AIM OF THE TASK.
A verbatim restatement of the data, free of pictures, is what you should output.

SUPPLIED MATERIAL.
· · · ·
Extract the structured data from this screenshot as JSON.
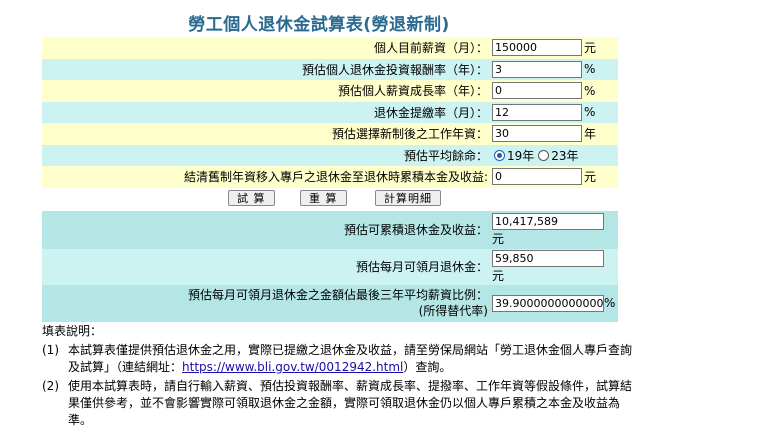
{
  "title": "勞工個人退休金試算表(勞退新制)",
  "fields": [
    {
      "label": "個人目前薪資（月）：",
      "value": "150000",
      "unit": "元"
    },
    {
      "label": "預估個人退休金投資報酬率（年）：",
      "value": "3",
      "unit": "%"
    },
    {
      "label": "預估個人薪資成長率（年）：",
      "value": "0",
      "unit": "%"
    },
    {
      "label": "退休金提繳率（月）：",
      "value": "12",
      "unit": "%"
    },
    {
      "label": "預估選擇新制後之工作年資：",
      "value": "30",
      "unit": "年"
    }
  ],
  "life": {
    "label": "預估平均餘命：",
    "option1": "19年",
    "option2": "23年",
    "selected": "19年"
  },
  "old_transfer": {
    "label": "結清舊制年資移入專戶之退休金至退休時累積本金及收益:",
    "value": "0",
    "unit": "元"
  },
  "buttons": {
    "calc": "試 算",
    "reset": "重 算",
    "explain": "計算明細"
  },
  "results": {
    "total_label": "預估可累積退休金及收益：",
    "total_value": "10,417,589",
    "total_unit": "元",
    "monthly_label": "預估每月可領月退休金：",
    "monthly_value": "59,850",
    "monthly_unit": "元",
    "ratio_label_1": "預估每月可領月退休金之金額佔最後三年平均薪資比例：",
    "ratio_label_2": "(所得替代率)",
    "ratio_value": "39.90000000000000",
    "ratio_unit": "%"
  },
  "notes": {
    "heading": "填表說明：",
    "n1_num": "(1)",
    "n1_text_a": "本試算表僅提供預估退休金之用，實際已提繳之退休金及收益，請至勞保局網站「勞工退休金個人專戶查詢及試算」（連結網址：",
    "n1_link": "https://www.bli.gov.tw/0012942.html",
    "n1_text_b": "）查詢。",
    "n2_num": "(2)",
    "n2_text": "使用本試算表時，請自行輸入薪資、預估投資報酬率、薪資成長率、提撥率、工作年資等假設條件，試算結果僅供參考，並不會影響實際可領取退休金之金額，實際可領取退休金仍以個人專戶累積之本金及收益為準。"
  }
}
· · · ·
WRITTEN ANSWER.
Extract the structured data from this screenshot as JSON.
{
  "title": "勞工個人退休金試算表(勞退新制)",
  "fields": [
    {
      "label": "個人目前薪資（月）：",
      "value": "150000",
      "unit": "元"
    },
    {
      "label": "預估個人退休金投資報酬率（年）：",
      "value": "3",
      "unit": "%"
    },
    {
      "label": "預估個人薪資成長率（年）：",
      "value": "0",
      "unit": "%"
    },
    {
      "label": "退休金提繳率（月）：",
      "value": "12",
      "unit": "%"
    },
    {
      "label": "預估選擇新制後之工作年資：",
      "value": "30",
      "unit": "年"
    }
  ],
  "life": {
    "label": "預估平均餘命：",
    "option1": "19年",
    "option2": "23年",
    "selected": "19年"
  },
  "old_transfer": {
    "label": "結清舊制年資移入專戶之退休金至退休時累積本金及收益:",
    "value": "0",
    "unit": "元"
  },
  "buttons": {
    "calc": "試 算",
    "reset": "重 算",
    "explain": "計算明細"
  },
  "results": {
    "total_label": "預估可累積退休金及收益：",
    "total_value": "10,417,589",
    "total_unit": "元",
    "monthly_label": "預估每月可領月退休金：",
    "monthly_value": "59,850",
    "monthly_unit": "元",
    "ratio_label_1": "預估每月可領月退休金之金額佔最後三年平均薪資比例：",
    "ratio_label_2": "(所得替代率)",
    "ratio_value": "39.90000000000000",
    "ratio_unit": "%"
  },
  "notes": {
    "heading": "填表說明：",
    "n1_num": "(1)",
    "n1_text_a": "本試算表僅提供預估退休金之用，實際已提繳之退休金及收益，請至勞保局網站「勞工退休金個人專戶查詢及試算」（連結網址：",
    "n1_link": "https://www.bli.gov.tw/0012942.html",
    "n1_text_b": "）查詢。",
    "n2_num": "(2)",
    "n2_text": "使用本試算表時，請自行輸入薪資、預估投資報酬率、薪資成長率、提撥率、工作年資等假設條件，試算結果僅供參考，並不會影響實際可領取退休金之金額，實際可領取退休金仍以個人專戶累積之本金及收益為準。"
  }
}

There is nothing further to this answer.